Approaching retirement comes with many changes. One of the biggest come from the loss of a paycheck and needing to live off of your savings and investments.
In preparation for that change, there are a few things every person in their sixties should achieve.
1) Eliminate Debt
The accumulation of debt is a normal way to finance life's biggest purchases; a home, vehicles or a college education. However, as you approach retirement, you should simplify your finances and systematically pay off any debt that you've accumulated.
This will not only decrease your monthly expenditures, but it will increase the likelihood of a successful retirement plan. Additionally, by paying off some of these bigger items, such as your house, you are giving yourself an additional pool of assets that help could fund your future goals. For most of our clients, the value in their homes will be used to secure living arrangements throughout the remainder of their lives, whether that is to downsize, move into a retirement community or an apartment. By leaving a mortgage in place prior to retirement you might be limiting your options.
2) Create an Emergency Fund
Emergency funds are an often overlooked part of financial planning. It is easy to save for the things that we know are coming in lieu of funding what may never happen. However, an emergency fund becomes even more important as you age. You have an increased risk of you or your loved one having a health related emergency that could require you to be out of work for an extended period.
Most families need emergency funds to cover 3-6 months' worth of living expenses. As you age, you have less time to replenish any savings or retirement funds needed if an emergency should occur. An emergency fund should be kept liquid in a savings account. Without an emergency fund, something as simple as a broken limb or needing a new roof can be disastrous to your financial health and force you to make decisions you wouldn't otherwise.
3) Maximize Savings
It is never too late to start saving or to increase the percentage you do save. As we get older, most people tend to earn more and have lower expenses; this lends itself to be able to save more.
In 2016, anyone aged 50 or older can save up to $24,000 per year in their 401k. Although there are many options in which to save funds, it is hard to match the power of this tax deferred saving each year, not to mention your employer's contribution. This doesn't mean that you need to reach this number each year, but, each year you should strive to increase what you are saving.
There are many statistics out there that show most baby boomers in general have saved very little towards retirement and believe social security will fund their retirement goals. Every dollar you can save will help you absorb inflation costs and fund the unexpected.
4) Learn to Set a Budget and Live Within Your Means
Baby boomers are often called the sandwich generation as they are still helping to care for their adult children and also their parents. This can be a huge financial stressor. Learning to set a budget and live within those parameters will help you navigate your financial future and make tough decisions when you are on a fixed income.
One situation that we see fairly often is a "parent" approaching retirement or just into retirement who is trying to find money to pay for their lives, their own parents care, and also attempting to fund things their children are unable to afford for themselves. Few people are able to do this successfully.

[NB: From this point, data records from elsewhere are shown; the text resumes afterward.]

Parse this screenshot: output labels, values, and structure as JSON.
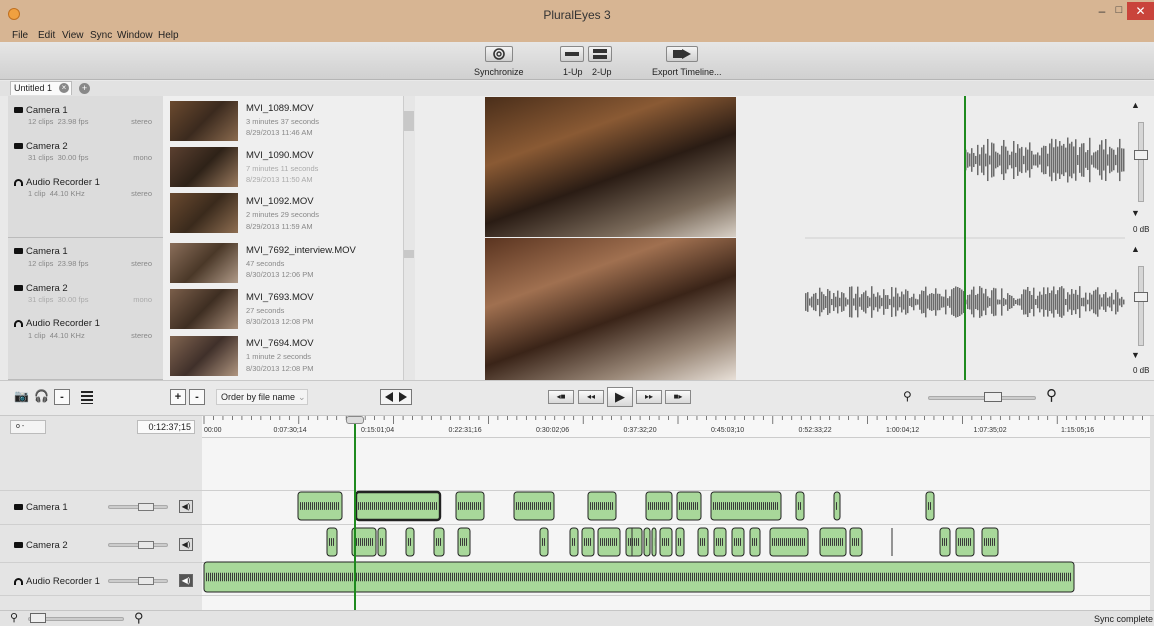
{
  "window": {
    "title": "PluralEyes 3",
    "min": "–",
    "max": "□",
    "close": "✕"
  },
  "menu": [
    "File",
    "Edit",
    "View",
    "Sync",
    "Window",
    "Help"
  ],
  "toolbar": {
    "synchronize": "Synchronize",
    "layout_1up": "1-Up",
    "layout_2up": "2-Up",
    "export": "Export Timeline..."
  },
  "tabs": {
    "untitled": "Untitled 1",
    "close": "×",
    "add": "+"
  },
  "group1": {
    "sources": [
      {
        "name": "Camera 1",
        "clips": "12 clips",
        "fps": "23.98 fps",
        "mode": "stereo",
        "icon": "camera-icon"
      },
      {
        "name": "Camera 2",
        "clips": "31 clips",
        "fps": "30.00 fps",
        "mode": "mono",
        "icon": "camera-icon"
      },
      {
        "name": "Audio Recorder 1",
        "clips": "1 clip",
        "fps": "44.10 KHz",
        "mode": "stereo",
        "icon": "headphones-icon"
      }
    ],
    "clips": [
      {
        "title": "MVI_1089.MOV",
        "duration": "3 minutes 37 seconds",
        "date": "8/29/2013 11:46 AM"
      },
      {
        "title": "MVI_1090.MOV",
        "duration": "7 minutes 11 seconds",
        "date": "8/29/2013 11:50 AM"
      },
      {
        "title": "MVI_1092.MOV",
        "duration": "2 minutes 29 seconds",
        "date": "8/29/2013 11:59 AM"
      }
    ]
  },
  "group2": {
    "sources": [
      {
        "name": "Camera 1",
        "clips": "12 clips",
        "fps": "23.98 fps",
        "mode": "stereo",
        "icon": "camera-icon"
      },
      {
        "name": "Camera 2",
        "clips": "31 clips",
        "fps": "30.00 fps",
        "mode": "mono",
        "icon": "camera-icon"
      },
      {
        "name": "Audio Recorder 1",
        "clips": "1 clip",
        "fps": "44.10 KHz",
        "mode": "stereo",
        "icon": "headphones-icon"
      }
    ],
    "clips": [
      {
        "title": "MVI_7692_interview.MOV",
        "duration": "47 seconds",
        "date": "8/30/2013 12:06 PM"
      },
      {
        "title": "MVI_7693.MOV",
        "duration": "27 seconds",
        "date": "8/30/2013 12:08 PM"
      },
      {
        "title": "MVI_7694.MOV",
        "duration": "1 minute 2 seconds",
        "date": "8/30/2013 12:08 PM"
      }
    ]
  },
  "volume": {
    "top_db": "0 dB",
    "bottom_db": "0 dB"
  },
  "controls": {
    "add": "+",
    "remove": "-",
    "order_by": "Order by file name",
    "remove_source": "-"
  },
  "timeline": {
    "current_time": "0:12:37;15",
    "small_btn": "o -",
    "ticks": [
      "00:00",
      "0:07:30;14",
      "0:15:01;04",
      "0:22:31;16",
      "0:30:02;06",
      "0:37:32;20",
      "0:45:03;10",
      "0:52:33;22",
      "1:00:04;12",
      "1:07:35;02",
      "1:15:05;16"
    ],
    "tracks": [
      {
        "name": "Camera 1",
        "icon": "camera-icon"
      },
      {
        "name": "Camera 2",
        "icon": "camera-icon"
      },
      {
        "name": "Audio Recorder 1",
        "icon": "headphones-icon"
      }
    ],
    "playhead_fraction": 0.168
  },
  "status": {
    "text": "Sync complete"
  },
  "colors": {
    "clip_fill": "#a8d89a",
    "playhead": "#1e8a1e",
    "title_bar": "#d7b593"
  }
}
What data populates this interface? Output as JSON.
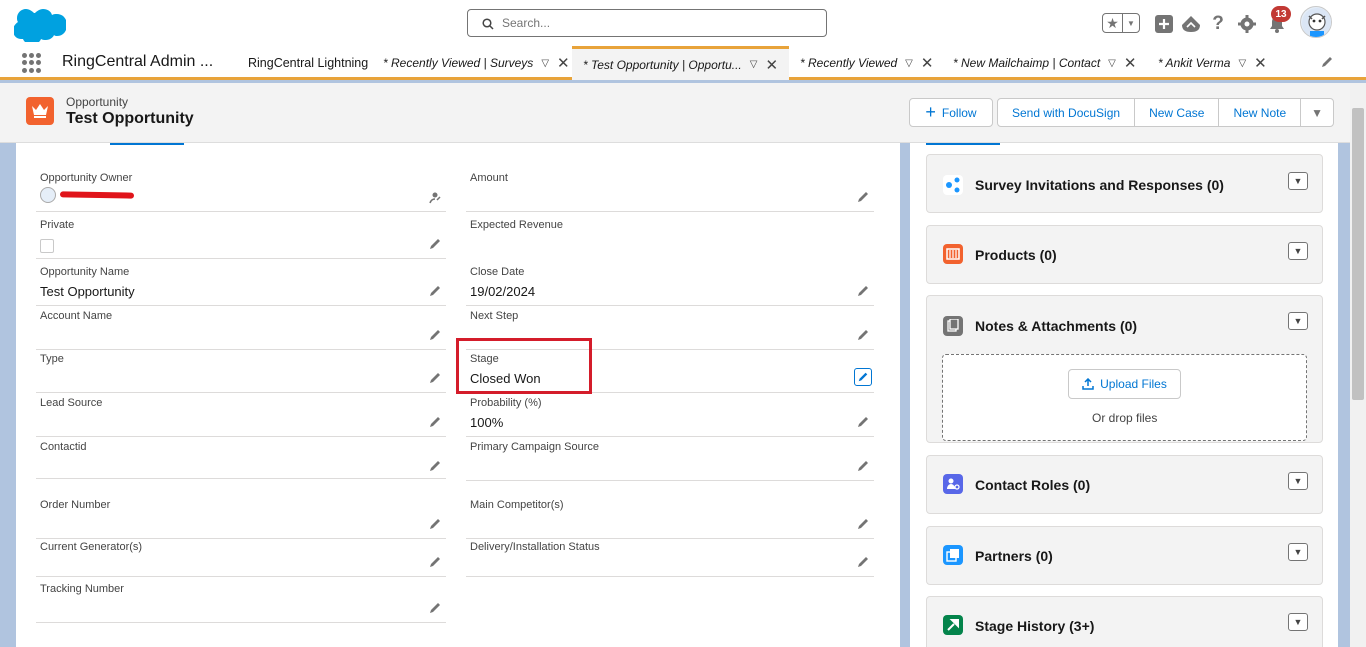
{
  "global_header": {
    "search_placeholder": "Search...",
    "notification_count": "13"
  },
  "nav": {
    "app_name": "RingCentral Admin ...",
    "home_item": "RingCentral Lightning",
    "tabs": [
      {
        "label": "* Recently Viewed | Surveys"
      },
      {
        "label": "* Test Opportunity | Opportu..."
      },
      {
        "label": "* Recently Viewed"
      },
      {
        "label": "* New Mailchaimp | Contact"
      },
      {
        "label": "* Ankit Verma"
      }
    ]
  },
  "record": {
    "object_type": "Opportunity",
    "name": "Test Opportunity",
    "actions": {
      "follow": "Follow",
      "docusign": "Send with DocuSign",
      "new_case": "New Case",
      "new_note": "New Note"
    }
  },
  "fields": {
    "opportunity_owner": {
      "label": "Opportunity Owner"
    },
    "amount": {
      "label": "Amount",
      "value": ""
    },
    "private": {
      "label": "Private"
    },
    "expected_revenue": {
      "label": "Expected Revenue",
      "value": ""
    },
    "opportunity_name": {
      "label": "Opportunity Name",
      "value": "Test Opportunity"
    },
    "close_date": {
      "label": "Close Date",
      "value": "19/02/2024"
    },
    "account_name": {
      "label": "Account Name",
      "value": ""
    },
    "next_step": {
      "label": "Next Step",
      "value": ""
    },
    "type": {
      "label": "Type",
      "value": ""
    },
    "stage": {
      "label": "Stage",
      "value": "Closed Won"
    },
    "lead_source": {
      "label": "Lead Source",
      "value": ""
    },
    "probability": {
      "label": "Probability (%)",
      "value": "100%"
    },
    "contactid": {
      "label": "Contactid",
      "value": ""
    },
    "primary_campaign_source": {
      "label": "Primary Campaign Source",
      "value": ""
    },
    "order_number": {
      "label": "Order Number",
      "value": ""
    },
    "main_competitors": {
      "label": "Main Competitor(s)",
      "value": ""
    },
    "current_generators": {
      "label": "Current Generator(s)",
      "value": ""
    },
    "delivery_installation_status": {
      "label": "Delivery/Installation Status",
      "value": ""
    },
    "tracking_number": {
      "label": "Tracking Number",
      "value": ""
    }
  },
  "related": {
    "survey": "Survey Invitations and Responses (0)",
    "products": "Products (0)",
    "notes": "Notes & Attachments (0)",
    "upload_files": "Upload Files",
    "drop_files": "Or drop files",
    "contact_roles": "Contact Roles (0)",
    "partners": "Partners (0)",
    "stage_history": "Stage History (3+)"
  },
  "colors": {
    "brand_blue": "#0176d3",
    "opportunity_orange": "#f2622e",
    "highlight_red": "#d41c2a",
    "nav_accent": "#e8a33a"
  }
}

I hear often that they "want to help" and are more worried about others than their own future. However, this can cause irreparable damage to their ability to fully fund their own needs in retirement.
5) Create a Financial Plan for Retirement
Too often people come into my office who have already retired, then they ask the question "Can I afford it?" The time to ask that question is as early as possible. More often than I would like to, I have to tell people that the standard they wanted to live in, is not feasible, or that they need to go back to work to achieve their goals.
I suggest that most people in their forties have a beginning plan towards retirement as the more time you have prior to your goal the more time to amend your behavior to allow you to achieve it. Obviously, the plan will change as you change but you should start to discuss it sooner rather than later.
There is no magic number or set recipe to achieve a successful retirement. However, having a plan that is unique to you and your situation is paramount. Without one, how do you know where to aim? Or what decisions are best for you?
Finances are complicated. They are even more complicated for those who have not participated in the original decisions. It is common to have different checking and savings accounts, personal investments, multiple retirement plans, or insurance policies at multiple institutions.
Although you may know where everything is, and how it works together, does your spouse know? Would your children or the executors of your estate know? Would they know who to contact if something happened to you?
In addition to creating your financial plan, we often suggest reviewing all insurance policies and combining accounts to one institution.
It allows for the advisor to give you a well-rounded view of your entire situation and ensure there are no gaps or duplications in your efforts. Additionally, simplification can mean creating a binder to house all pertinent information for your loved ones. Copies of important legal or financial documents, contact information for their advisors, or where to locate a safety deposit box.
Views expressed in this newsletter are the current opinion of the author, but not necessarily those of Raymond James & Associates, and they are subject to change without notice. Information contained in this report was received from sources believed to be reliable, but accuracy is not guaranteed. Past performance is not indicative of future results.